# WHAT YOU SHOULD DO:
What the task needs is every record repeated exactly, nothing more.

# RECORD EXTRACTS:
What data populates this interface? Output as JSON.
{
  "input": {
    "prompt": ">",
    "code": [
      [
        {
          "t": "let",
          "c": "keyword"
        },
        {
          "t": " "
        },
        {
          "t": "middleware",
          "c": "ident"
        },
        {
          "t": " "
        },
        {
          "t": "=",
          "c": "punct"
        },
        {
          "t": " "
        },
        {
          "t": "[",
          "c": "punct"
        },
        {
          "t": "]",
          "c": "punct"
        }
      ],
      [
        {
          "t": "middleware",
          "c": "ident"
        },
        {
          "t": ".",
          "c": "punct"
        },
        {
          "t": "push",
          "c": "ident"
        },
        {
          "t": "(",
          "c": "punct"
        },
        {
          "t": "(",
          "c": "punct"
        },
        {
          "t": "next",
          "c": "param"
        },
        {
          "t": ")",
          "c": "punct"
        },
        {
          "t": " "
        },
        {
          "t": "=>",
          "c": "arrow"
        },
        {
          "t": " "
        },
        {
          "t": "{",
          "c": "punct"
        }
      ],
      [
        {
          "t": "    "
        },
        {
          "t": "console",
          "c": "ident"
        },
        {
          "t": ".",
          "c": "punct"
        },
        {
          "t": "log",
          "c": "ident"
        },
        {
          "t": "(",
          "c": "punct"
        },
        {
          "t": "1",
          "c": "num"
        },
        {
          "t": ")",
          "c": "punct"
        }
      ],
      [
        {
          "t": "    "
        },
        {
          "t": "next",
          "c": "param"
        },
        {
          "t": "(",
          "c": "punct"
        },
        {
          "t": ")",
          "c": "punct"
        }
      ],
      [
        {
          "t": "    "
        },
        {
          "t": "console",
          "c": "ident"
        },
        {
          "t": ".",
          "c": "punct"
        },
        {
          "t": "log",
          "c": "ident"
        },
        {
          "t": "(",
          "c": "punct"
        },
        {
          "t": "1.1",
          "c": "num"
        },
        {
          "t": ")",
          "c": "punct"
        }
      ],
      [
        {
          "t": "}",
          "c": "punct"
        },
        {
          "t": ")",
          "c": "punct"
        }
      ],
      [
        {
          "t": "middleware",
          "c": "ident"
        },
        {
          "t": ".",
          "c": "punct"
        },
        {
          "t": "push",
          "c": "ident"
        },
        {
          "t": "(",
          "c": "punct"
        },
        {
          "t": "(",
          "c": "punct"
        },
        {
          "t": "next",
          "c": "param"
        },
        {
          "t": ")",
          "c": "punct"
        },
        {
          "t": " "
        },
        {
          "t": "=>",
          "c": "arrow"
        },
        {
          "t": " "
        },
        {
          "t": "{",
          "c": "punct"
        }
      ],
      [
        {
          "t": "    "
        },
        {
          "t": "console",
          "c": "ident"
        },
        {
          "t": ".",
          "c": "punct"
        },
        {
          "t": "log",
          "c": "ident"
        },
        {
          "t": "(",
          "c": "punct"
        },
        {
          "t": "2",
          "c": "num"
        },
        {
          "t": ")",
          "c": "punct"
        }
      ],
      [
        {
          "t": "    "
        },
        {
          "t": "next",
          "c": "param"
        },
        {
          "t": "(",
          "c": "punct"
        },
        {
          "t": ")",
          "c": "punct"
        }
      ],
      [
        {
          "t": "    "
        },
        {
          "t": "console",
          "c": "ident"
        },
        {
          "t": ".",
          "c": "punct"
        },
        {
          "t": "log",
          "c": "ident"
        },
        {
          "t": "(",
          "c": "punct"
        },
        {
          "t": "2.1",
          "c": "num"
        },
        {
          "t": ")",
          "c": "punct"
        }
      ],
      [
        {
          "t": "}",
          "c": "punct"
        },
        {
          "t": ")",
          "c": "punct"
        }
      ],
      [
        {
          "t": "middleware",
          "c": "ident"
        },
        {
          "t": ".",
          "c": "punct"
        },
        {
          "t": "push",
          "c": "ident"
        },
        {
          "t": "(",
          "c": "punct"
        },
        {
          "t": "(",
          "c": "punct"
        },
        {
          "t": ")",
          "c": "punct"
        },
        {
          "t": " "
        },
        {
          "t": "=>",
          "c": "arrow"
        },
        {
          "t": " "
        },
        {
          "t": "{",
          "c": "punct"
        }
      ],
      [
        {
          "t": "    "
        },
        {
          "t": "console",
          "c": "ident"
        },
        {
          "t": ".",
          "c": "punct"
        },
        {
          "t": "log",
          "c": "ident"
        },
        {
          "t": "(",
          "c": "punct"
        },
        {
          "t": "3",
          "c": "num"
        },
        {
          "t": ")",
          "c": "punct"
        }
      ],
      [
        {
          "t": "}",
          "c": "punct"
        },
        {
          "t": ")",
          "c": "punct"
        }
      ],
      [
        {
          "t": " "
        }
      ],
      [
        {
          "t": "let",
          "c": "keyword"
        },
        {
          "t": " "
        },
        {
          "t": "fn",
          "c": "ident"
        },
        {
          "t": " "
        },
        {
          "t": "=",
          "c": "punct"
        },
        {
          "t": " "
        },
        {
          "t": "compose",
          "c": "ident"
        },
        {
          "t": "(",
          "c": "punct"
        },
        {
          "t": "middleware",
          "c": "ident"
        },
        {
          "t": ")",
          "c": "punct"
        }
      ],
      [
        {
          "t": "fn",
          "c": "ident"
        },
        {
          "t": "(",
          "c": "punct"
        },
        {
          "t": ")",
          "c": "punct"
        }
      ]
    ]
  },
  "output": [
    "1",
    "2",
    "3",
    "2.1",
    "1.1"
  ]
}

# RESULT OF THIS TASK:
What data populates this interface? Output as JSON.
{
  "input": {
    "prompt": ">",
    "code": [
      [
        {
          "t": "let",
          "c": "keyword"
        },
        {
          "t": " "
        },
        {
          "t": "middleware",
          "c": "ident"
        },
        {
          "t": " "
        },
        {
          "t": "=",
          "c": "punct"
        },
        {
          "t": " "
        },
        {
          "t": "[",
          "c": "punct"
        },
        {
          "t": "]",
          "c": "punct"
        }
      ],
      [
        {
          "t": "middleware",
          "c": "ident"
        },
        {
          "t": ".",
          "c": "punct"
        },
        {
          "t": "push",
          "c": "ident"
        },
        {
          "t": "(",
          "c": "punct"
        },
        {
          "t": "(",
          "c": "punct"
        },
        {
          "t": "next",
          "c": "param"
        },
        {
          "t": ")",
          "c": "punct"
        },
        {
          "t": " "
        },
        {
          "t": "=>",
          "c": "arrow"
        },
        {
          "t": " "
        },
        {
          "t": "{",
          "c": "punct"
        }
      ],
      [
        {
          "t": "    "
        },
        {
          "t": "console",
          "c": "ident"
        },
        {
          "t": ".",
          "c": "punct"
        },
        {
          "t": "log",
          "c": "ident"
        },
        {
          "t": "(",
          "c": "punct"
        },
        {
          "t": "1",
          "c": "num"
        },
        {
          "t": ")",
          "c": "punct"
        }
      ],
      [
        {
          "t": "    "
        },
        {
          "t": "next",
          "c": "param"
        },
        {
          "t": "(",
          "c": "punct"
        },
        {
          "t": ")",
          "c": "punct"
        }
      ],
      [
        {
          "t": "    "
        },
        {
          "t": "console",
          "c": "ident"
        },
        {
          "t": ".",
          "c": "punct"
        },
        {
          "t": "log",
          "c": "ident"
        },
        {
          "t": "(",
          "c": "punct"
        },
        {
          "t": "1.1",
          "c": "num"
        },
        {
          "t": ")",
          "c": "punct"
        }
      ],
      [
        {
          "t": "}",
          "c": "punct"
        },
        {
          "t": ")",
          "c": "punct"
        }
      ],
      [
        {
          "t": "middleware",
          "c": "ident"
        },
        {
          "t": ".",
          "c": "punct"
        },
        {
          "t": "push",
          "c": "ident"
        },
        {
          "t": "(",
          "c": "punct"
        },
        {
          "t": "(",
          "c": "punct"
        },
        {
          "t": "next",
          "c": "param"
        },
        {
          "t": ")",
          "c": "punct"
        },
        {
          "t": " "
        },
        {
          "t": "=>",
          "c": "arrow"
        },
        {
          "t": " "
        },
        {
          "t": "{",
          "c": "punct"
        }
      ],
      [
        {
          "t": "    "
        },
        {
          "t": "console",
          "c": "ident"
        },
        {
          "t": ".",
          "c": "punct"
        },
        {
          "t": "log",
          "c": "ident"
        },
        {
          "t": "(",
          "c": "punct"
        },
        {
          "t": "2",
          "c": "num"
        },
        {
          "t": ")",
          "c": "punct"
        }
      ],
      [
        {
          "t": "    "
        },
        {
          "t": "next",
          "c": "param"
        },
        {
          "t": "(",
          "c": "punct"
        },
        {
          "t": ")",
          "c": "punct"
        }
      ],
      [
        {
          "t": "    "
        },
        {
          "t": "console",
          "c": "ident"
        },
        {
          "t": ".",
          "c": "punct"
        },
        {
          "t": "log",
          "c": "ident"
        },
        {
          "t": "(",
          "c": "punct"
        },
        {
          "t": "2.1",
          "c": "num"
        },
        {
          "t": ")",
          "c": "punct"
        }
      ],
      [
        {
          "t": "}",
          "c": "punct"
        },
        {
          "t": ")",
          "c": "punct"
        }
      ],
      [
        {
          "t": "middleware",
          "c": "ident"
        },
        {
          "t": ".",
          "c": "punct"
        },
        {
          "t": "push",
          "c": "ident"
        },
        {
          "t": "(",
          "c": "punct"
        },
        {
          "t": "(",
          "c": "punct"
        },
        {
          "t": ")",
          "c": "punct"
        },
        {
          "t": " "
        },
        {
          "t": "=>",
          "c": "arrow"
        },
        {
          "t": " "
        },
        {
          "t": "{",
          "c": "punct"
        }
      ],
      [
        {
          "t": "    "
        },
        {
          "t": "console",
          "c": "ident"
        },
        {
          "t": ".",
          "c": "punct"
        },
        {
          "t": "log",
          "c": "ident"
        },
        {
          "t": "(",
          "c": "punct"
        },
        {
          "t": "3",
          "c": "num"
        },
        {
          "t": ")",
          "c": "punct"
        }
      ],
      [
        {
          "t": "}",
          "c": "punct"
        },
        {
          "t": ")",
          "c": "punct"
        }
      ],
      [
        {
          "t": " "
        }
      ],
      [
        {
          "t": "let",
          "c": "keyword"
        },
        {
          "t": " "
        },
        {
          "t": "fn",
          "c": "ident"
        },
        {
          "t": " "
        },
        {
          "t": "=",
          "c": "punct"
        },
        {
          "t": " "
        },
        {
          "t": "compose",
          "c": "ident"
        },
        {
          "t": "(",
          "c": "punct"
        },
        {
          "t": "middleware",
          "c": "ident"
        },
        {
          "t": ")",
          "c": "punct"
        }
      ],
      [
        {
          "t": "fn",
          "c": "ident"
        },
        {
          "t": "(",
          "c": "punct"
        },
        {
          "t": ")",
          "c": "punct"
        }
      ]
    ]
  },
  "output": [
    "1",
    "2",
    "3",
    "2.1",
    "1.1"
  ]
}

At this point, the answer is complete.